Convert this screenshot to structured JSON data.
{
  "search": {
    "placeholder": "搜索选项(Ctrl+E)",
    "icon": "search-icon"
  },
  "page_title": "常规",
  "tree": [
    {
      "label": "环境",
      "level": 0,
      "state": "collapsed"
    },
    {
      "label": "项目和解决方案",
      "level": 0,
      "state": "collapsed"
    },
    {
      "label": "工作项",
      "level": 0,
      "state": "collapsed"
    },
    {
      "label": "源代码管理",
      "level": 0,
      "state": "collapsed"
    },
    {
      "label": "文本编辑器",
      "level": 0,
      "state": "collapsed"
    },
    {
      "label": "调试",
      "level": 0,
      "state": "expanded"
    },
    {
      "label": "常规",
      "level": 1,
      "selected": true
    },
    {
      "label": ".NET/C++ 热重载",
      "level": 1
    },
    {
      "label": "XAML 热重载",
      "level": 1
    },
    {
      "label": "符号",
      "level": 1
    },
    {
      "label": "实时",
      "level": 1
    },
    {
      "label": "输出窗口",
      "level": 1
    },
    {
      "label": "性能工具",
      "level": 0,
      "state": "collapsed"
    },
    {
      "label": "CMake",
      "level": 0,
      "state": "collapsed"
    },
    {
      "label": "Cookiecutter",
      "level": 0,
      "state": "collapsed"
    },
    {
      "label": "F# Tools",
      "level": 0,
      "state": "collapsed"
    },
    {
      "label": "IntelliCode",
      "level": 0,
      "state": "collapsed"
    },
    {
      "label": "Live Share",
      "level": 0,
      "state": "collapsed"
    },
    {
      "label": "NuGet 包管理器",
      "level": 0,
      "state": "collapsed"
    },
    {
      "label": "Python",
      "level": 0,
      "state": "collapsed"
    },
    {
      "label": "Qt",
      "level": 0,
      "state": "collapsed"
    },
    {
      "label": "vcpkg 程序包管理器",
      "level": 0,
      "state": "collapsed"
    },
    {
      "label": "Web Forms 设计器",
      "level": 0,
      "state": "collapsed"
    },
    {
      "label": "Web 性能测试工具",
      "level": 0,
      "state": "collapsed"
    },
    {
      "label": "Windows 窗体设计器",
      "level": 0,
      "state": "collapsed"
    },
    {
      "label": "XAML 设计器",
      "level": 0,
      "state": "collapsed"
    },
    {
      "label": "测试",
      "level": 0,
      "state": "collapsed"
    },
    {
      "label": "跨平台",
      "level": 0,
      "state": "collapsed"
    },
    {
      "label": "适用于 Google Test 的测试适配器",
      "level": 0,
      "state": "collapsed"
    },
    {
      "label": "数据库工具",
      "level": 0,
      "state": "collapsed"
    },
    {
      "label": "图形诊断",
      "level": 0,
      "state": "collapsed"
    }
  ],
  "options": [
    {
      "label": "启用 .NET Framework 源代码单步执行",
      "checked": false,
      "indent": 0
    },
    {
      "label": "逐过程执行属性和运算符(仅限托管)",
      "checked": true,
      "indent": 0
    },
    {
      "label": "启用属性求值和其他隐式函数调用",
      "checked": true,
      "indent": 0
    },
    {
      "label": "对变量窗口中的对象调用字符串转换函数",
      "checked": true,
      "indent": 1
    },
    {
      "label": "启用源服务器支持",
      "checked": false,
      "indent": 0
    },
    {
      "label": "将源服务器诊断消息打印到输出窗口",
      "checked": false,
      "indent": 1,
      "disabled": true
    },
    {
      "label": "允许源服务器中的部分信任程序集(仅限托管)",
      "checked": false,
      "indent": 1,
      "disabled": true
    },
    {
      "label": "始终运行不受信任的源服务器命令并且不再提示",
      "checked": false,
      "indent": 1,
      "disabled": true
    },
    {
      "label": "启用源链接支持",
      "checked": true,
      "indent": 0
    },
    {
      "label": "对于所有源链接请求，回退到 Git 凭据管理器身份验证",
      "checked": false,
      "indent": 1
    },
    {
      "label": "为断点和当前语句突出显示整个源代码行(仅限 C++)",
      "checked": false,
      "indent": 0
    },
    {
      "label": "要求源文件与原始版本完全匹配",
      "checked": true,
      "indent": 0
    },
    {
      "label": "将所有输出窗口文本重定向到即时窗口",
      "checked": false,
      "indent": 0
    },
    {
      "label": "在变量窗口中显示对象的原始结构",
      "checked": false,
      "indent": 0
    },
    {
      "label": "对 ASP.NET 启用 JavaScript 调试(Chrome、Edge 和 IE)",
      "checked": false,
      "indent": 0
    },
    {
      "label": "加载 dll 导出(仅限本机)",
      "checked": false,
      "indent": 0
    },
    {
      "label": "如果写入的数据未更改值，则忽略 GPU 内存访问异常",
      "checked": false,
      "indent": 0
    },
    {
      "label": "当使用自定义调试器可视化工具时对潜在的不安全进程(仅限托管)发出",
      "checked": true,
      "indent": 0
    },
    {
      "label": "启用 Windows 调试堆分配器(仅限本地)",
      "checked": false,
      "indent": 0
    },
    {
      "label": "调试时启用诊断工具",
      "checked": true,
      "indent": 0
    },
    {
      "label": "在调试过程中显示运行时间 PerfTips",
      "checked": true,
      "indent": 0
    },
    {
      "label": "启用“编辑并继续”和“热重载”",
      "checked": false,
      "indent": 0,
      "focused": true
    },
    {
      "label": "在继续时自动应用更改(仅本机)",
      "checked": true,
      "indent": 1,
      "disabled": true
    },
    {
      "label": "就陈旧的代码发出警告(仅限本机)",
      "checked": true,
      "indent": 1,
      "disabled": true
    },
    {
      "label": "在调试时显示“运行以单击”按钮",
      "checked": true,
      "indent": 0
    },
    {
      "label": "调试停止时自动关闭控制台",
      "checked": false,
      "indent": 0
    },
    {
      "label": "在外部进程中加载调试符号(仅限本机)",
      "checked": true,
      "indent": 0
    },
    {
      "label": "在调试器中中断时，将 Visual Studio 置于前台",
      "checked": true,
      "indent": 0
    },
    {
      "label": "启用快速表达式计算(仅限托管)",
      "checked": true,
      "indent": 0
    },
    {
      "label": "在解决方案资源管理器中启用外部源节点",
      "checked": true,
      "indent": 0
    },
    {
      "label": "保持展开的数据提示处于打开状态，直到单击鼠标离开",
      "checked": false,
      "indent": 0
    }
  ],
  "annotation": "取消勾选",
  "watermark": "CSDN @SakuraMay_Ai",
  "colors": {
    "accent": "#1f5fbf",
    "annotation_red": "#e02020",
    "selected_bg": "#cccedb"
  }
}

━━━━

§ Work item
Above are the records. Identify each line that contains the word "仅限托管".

§ Answer section
      "label": "逐过程执行属性和运算符(仅限托管)",
      "label": "允许源服务器中的部分信任程序集(仅限托管)",
      "label": "当使用自定义调试器可视化工具时对潜在的不安全进程(仅限托管)发出",
      "label": "启用快速表达式计算(仅限托管)",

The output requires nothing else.